5. The combination defined in claim 4 wherein said comparison means has an output lead terminating at said oscilloscope for distinctively marking a location of said screen corresponding to the numerical value concurrently displayed by said indicator means.
|Cited Patent||Filing date||Publication date||Applicant||Title|
|US3253216 *||Sep 25, 1962||May 24, 1966||Singer Mfg Co||Frequency response testing system employing pre-calibrated frequency sweeps|
|US3593144 *||Sep 12, 1968||Jul 13, 1971||Wandel & Goltermann||Frequency generator with decadic adjustment for use in frequency characteristics tests|
|US3596193 *||Mar 27, 1968||Jul 27, 1971||Wiltron Co||Sweep oscillator with intensity frequency marker|
|Citing Patent||Filing date||Publication date||Applicant||Title|
|US4306186 *||Mar 31, 1980||Dec 15, 1981||Anritsu Electric Company Limited||Frequency marker display system|
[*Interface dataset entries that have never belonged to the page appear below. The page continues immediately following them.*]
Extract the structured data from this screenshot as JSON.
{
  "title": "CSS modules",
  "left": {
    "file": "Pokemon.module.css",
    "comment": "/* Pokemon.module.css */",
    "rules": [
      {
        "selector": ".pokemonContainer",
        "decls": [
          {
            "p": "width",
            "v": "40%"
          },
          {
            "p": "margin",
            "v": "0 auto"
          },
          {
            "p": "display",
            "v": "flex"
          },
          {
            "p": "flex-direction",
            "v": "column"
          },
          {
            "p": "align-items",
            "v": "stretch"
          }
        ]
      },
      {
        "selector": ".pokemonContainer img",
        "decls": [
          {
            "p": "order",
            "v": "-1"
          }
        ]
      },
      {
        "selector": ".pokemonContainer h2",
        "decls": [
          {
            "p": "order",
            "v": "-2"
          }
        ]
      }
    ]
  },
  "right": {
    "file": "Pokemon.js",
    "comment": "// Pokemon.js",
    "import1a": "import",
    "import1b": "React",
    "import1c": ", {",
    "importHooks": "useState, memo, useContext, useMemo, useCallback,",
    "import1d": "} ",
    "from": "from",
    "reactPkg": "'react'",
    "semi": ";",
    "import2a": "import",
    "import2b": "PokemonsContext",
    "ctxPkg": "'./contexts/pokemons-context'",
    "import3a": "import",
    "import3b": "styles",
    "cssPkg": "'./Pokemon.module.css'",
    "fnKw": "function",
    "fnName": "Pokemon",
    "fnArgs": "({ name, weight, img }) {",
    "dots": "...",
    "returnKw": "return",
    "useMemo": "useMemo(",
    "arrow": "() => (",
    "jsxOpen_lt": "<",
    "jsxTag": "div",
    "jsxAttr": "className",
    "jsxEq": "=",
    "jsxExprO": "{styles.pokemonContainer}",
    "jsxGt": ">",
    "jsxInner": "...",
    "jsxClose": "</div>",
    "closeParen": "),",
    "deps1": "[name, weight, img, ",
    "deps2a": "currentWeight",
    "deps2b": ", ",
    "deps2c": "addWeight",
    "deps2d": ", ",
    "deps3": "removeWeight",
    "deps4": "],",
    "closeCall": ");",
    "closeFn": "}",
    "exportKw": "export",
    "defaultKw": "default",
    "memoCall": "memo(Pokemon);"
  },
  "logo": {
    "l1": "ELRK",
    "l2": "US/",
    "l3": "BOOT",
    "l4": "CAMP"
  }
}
|US4316259 *||Mar 18, 1980||Feb 16, 1982||Grumman Aerospace Corporation||Programmable function generator|
|US4482861 *||Jun 14, 1982||Nov 13, 1984||Tektronix, Inc.||Waveform measurement and display apparatus|
|US7019509 *||May 21, 2004||Mar 28, 2006||The United States Of America As Represented By The Secretary Of The Navy||Digital envelope detector|
|US20040243895 *||May 21, 2004||Dec 2, 2004||Kant Richard A.||Digital envelope detector|
|U.S. Classification||324/76.26, 324/76.23, 331/178, 375/242, 324/76.63, 324/76.16, 324/76.48, 331/50|
|International Classification||G01R13/22, G01R13/32, H03B23/00|
|Cooperative Classification||H03B23/00, G01R13/32|
|European Classification||H03B23/00, G01R13/32|